John Hope Franklin was inducted into the North Carolina Literary Hall of Fame in 1998, one year after celebrating the fiftieth anniversary of the publication of his literary landmark, From Slavery to Freedom. A longtime professor of history at Duke University, among other academic institutions, he was awarded the Presidential Medal of Freedom, the nationâ€™s highest civilian honor, in 1995.
In 2009, the Duke University Office of Durham and Community Affairsâ€”working with Durham Public Schoolsâ€”established the John Hope Franklin Scholars Program, where, in honor of the program’s namesake, middle and high school students become “historian adventurers.” The program begins each summer with a one-week intensive and continues with field trips and monthly meetings throughout the school year.
For example, in 2014, students wrote the book Running for Hope about the life of John Hope Franklin. In 2020, UNC University Libraries welcomed a group of young scholars eager to learn more about the history of medicine, with a special focus on medical history in North Carolina.
The program is run by David Stein, Senior Educational and PepsiCo Program Coordinator.
Although From Slavery to Freedom is his best-known work, Franklin was a prolific author. In 1990, a collection of essays covering a teaching and writing career of fifty years was published under the title Race and History: Selected Essays, 1938-1988. In 1993, he published The Color Line: Legacy for the Twenty-First Century. His most recent book, My Life and an Era: The Autobiography of Buck Colbert Franklin, is an autobiography of his father that he edited with his son, John Whittington Franklin.

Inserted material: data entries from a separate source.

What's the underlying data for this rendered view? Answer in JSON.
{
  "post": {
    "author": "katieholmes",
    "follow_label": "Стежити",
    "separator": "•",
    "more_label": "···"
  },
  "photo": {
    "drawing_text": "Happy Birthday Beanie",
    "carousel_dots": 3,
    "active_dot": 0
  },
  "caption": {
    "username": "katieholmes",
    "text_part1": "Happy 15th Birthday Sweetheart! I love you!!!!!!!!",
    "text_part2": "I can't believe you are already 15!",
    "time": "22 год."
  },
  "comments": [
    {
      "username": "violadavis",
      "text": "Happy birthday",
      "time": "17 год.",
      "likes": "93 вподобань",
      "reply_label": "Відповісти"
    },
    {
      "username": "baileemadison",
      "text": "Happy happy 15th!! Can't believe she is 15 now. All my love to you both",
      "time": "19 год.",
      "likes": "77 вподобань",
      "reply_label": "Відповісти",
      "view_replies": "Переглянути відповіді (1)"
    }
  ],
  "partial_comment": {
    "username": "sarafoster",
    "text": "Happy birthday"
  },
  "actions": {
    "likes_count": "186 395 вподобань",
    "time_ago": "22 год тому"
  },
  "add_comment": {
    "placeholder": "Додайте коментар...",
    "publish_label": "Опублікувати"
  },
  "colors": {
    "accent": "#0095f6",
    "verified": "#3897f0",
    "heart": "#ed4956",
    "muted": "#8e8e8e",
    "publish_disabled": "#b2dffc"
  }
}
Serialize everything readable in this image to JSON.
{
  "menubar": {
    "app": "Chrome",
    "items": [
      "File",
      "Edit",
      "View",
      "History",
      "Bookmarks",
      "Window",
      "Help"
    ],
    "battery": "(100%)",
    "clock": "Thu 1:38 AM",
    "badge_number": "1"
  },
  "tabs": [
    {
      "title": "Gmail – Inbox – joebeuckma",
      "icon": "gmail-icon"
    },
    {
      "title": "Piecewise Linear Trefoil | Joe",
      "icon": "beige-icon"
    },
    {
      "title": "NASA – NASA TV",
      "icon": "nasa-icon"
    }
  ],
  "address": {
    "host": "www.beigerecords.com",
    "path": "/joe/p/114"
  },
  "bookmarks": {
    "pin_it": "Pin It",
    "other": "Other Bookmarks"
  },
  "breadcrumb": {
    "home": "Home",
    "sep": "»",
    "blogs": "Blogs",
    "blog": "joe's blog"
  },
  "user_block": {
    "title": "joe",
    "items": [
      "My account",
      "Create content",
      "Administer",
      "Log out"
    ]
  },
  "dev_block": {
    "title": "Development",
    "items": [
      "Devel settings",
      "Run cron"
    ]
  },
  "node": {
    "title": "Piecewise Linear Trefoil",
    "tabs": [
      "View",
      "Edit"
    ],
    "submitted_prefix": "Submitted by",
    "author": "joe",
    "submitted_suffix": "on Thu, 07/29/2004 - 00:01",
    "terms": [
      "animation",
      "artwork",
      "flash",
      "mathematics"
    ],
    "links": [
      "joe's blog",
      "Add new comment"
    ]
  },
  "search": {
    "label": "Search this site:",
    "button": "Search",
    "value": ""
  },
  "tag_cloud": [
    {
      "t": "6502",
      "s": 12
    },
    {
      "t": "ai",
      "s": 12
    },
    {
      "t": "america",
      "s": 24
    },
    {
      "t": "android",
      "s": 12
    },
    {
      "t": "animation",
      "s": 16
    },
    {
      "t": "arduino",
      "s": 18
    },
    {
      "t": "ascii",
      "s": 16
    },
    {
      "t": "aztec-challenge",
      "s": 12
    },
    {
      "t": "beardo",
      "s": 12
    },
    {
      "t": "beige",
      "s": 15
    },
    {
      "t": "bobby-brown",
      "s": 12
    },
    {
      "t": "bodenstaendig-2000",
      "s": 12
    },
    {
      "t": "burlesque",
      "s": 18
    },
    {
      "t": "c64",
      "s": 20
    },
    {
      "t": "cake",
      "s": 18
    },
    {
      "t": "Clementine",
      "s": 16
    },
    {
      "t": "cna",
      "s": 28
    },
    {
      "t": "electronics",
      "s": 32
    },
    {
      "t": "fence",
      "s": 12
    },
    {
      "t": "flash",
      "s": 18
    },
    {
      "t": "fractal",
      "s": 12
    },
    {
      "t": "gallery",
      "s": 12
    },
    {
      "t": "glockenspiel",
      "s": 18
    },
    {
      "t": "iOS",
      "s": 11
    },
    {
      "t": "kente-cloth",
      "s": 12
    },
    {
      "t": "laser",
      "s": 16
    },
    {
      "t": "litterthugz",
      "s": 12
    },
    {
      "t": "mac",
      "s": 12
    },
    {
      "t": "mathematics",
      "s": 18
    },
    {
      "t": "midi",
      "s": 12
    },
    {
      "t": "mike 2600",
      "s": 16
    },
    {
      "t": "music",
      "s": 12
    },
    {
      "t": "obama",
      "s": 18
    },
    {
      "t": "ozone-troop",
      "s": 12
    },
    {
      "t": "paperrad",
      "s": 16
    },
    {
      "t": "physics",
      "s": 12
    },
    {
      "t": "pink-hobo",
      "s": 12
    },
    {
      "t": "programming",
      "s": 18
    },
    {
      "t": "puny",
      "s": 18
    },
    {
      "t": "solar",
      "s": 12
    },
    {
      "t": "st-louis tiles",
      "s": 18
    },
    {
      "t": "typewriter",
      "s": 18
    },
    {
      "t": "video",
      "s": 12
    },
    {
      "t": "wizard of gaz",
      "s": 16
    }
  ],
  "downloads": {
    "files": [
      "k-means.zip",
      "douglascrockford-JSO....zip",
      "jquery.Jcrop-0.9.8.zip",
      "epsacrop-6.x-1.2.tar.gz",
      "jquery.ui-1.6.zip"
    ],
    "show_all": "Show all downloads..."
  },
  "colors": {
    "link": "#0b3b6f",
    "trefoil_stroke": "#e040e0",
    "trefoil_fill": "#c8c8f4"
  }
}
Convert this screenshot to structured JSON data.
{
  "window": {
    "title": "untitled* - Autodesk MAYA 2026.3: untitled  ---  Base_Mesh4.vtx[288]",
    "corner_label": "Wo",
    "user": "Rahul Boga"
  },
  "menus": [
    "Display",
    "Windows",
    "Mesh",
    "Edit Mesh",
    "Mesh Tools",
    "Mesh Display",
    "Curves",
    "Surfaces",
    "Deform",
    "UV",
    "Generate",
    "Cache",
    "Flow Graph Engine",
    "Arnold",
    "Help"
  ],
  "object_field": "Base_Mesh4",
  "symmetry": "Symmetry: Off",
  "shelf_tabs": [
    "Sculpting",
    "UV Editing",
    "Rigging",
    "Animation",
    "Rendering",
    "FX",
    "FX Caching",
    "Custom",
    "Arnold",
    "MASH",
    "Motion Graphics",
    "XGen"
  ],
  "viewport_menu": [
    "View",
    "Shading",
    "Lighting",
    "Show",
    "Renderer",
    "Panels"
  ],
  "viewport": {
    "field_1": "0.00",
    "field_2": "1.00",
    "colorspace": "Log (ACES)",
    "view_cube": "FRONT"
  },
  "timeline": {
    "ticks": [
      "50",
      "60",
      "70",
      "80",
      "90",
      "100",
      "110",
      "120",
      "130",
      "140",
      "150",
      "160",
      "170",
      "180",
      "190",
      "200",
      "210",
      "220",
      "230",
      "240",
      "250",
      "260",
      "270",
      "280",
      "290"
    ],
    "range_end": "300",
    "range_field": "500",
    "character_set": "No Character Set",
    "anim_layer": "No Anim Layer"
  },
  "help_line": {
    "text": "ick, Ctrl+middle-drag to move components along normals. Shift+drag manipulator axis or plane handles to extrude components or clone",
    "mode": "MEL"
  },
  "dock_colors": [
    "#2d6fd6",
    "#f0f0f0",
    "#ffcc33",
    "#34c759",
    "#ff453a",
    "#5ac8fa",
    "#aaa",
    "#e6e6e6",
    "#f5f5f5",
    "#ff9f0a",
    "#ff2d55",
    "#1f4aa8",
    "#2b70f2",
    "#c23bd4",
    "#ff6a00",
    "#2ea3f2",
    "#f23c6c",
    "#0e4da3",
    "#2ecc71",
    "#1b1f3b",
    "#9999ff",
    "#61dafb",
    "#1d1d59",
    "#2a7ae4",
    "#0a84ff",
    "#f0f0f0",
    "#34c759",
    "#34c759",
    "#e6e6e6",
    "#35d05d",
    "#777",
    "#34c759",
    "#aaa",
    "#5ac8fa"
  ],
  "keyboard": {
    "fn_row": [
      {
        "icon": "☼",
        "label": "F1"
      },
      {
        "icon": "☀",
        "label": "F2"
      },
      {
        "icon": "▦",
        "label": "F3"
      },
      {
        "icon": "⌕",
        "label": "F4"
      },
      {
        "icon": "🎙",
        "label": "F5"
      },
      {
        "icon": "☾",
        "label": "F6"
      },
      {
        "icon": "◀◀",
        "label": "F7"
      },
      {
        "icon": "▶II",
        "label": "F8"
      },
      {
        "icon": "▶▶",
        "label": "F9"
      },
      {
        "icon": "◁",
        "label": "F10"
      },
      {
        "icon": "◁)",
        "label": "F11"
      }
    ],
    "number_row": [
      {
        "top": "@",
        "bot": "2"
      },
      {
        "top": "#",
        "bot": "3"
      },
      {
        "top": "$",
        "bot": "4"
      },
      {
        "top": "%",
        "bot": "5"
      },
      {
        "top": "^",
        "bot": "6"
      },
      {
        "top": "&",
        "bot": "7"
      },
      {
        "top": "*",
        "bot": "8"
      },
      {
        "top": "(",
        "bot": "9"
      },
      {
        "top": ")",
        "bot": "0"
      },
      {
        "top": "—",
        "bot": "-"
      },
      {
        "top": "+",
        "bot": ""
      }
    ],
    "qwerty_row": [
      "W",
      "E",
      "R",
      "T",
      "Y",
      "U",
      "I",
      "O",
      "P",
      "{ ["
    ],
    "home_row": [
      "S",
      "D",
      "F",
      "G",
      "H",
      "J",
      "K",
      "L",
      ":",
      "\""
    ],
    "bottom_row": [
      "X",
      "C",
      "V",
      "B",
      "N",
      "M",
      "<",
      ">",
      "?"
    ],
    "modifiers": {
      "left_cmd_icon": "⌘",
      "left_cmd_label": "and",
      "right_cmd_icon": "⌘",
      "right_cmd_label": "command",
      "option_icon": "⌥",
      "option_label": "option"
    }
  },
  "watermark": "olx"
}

For more information about the John Hope Franklin Scholars program, click here. For more information about John Hope Franklin, click here.